Zoë Ligon is a charismatic force. The self-proclaimed “Dildo Duchess” is a writer, sex educator and owner of the Detroit-based, online sex toy store Spectrum Boutique. Sometimes even the most comprehensive sex education can feel a little dry, so Ligon revives sexual discourse by putting her own pleasure (and personality) on display. On YouTube, Ligon lets the famed bondage artist Midori tie her up, fills her vagina with “alien eggs” using an ovipositor and somehow manages to narrate her experience riding a Cowgirl Sex Machine.
While sex is often branded as a shocking and mysterious subject, Ligon is whimsical and goofy. Scrolling through her Instagram, you’ll note that she’s just as likely to wear a ruffled, calico dress as she is a leather harness. She brings lightness and curiosity to taboo topics, and her infectious charm is now claiming a spot on bookshelves.
Ligon’s first book, Carnal Knowledge: Sex Education You Didn’t Get In School, reads less like a manual and more like a collection of critical facts. These are the truths you wish you’d learned from your hip older sister if your hip older sister happened to read a lot of feminist literature. Ligon reminds us that “sex is more than penetration,” “pubic hair is not unhygenic” and “sex work is real work,” all while using gender-neutral language and her classic conversational tone. This is not a book that one reads cover to cover, although you certainly can.

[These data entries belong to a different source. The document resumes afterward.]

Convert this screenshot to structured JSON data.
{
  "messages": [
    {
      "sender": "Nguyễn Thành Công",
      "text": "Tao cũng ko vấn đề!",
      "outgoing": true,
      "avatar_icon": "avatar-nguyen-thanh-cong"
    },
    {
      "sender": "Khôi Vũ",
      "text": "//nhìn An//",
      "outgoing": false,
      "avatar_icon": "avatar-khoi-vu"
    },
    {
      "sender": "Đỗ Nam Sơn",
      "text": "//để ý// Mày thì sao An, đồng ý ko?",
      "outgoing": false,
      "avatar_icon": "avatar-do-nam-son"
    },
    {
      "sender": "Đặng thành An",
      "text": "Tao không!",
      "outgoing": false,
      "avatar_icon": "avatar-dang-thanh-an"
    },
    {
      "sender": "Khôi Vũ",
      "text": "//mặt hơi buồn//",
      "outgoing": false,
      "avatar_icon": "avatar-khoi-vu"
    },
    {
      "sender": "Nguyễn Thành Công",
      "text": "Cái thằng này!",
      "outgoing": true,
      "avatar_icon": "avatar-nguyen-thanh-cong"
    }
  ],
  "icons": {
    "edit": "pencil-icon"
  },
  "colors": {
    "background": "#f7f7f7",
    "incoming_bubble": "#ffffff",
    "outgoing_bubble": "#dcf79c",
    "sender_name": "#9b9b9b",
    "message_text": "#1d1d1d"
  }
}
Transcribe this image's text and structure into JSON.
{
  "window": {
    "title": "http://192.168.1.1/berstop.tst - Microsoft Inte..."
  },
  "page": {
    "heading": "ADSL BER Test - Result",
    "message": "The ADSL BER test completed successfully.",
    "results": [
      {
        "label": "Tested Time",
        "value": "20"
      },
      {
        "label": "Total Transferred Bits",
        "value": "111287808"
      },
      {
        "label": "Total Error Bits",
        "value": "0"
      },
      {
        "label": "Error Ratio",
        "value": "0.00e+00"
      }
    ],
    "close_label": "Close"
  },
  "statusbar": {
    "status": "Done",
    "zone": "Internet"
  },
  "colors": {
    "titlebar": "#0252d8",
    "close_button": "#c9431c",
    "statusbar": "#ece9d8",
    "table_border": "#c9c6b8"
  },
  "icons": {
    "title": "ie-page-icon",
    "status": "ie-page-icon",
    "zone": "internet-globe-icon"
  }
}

Carnal Knowledge is best employed on a coffee table or at your bedside, available any time you need a nugget of sexual wisdom. The colorful photos throughout the book by Elizabeth Rentstrom bring Ligon’s boisterous nature to the page and place Carnal Knowledge somewhere between a “sex 101” and an art book.
The information Ligon shares is helpful for anyone looking for a sexual primer. Carnal Knowledge is a solid stepping stone for beginners, but experienced sex nerds might not get much out of its pages. This books functions as an overview of anatomy, sex toys, relationships and sexual health, but it’s not a “how-to.” Ligon encourages readers to experiment with whatever feels good, but if you’re looking for detailed instructions on specific sex acts, you’ll have to look elsewhere.
This book will strike a particularly strong chord with adults who didn’t have have adequate sex ed in their younger years and teens who are stumbling into their first relationships. Dating advice isn’t usually included in “sex 101” books, and its addition in Carnal Knowledge is welcome. Ligon encourages readers to “make your own relationship rules” and reminds us that “relationships don’t need to level up,” two gems I wish I’d known in my early dating years.
Ligon’s book is intended to be an overview, but I wish deeper attention had been paid to certain topics. The importance of lube can be summed up in one page, but the history of racism and ableism in sexual healthcare cannot, although Ligon tried. These topics are certainly critical in sexual discourse, but this book’s single-page, “quick n’ dirty” anecdote style might make those affected by these issues feel disrespected. The format also runs the risk of letting readers unaffected by racism and ableism feel like they “get” a huge topic without further research. Fortunately, Ligon fills in some of these gaps in the “Resources” section in the final pages.
What I appreciate most about Carnal Knowledge is its candid spirit. In Ligon’s view, sexual pleasure isn’t something to whisper about. Sex education should be accurate, nurturing and unabashed, and Carnal Knowledge pulls that off. You can purchase Carnal Knowledge online or at your local bookstore.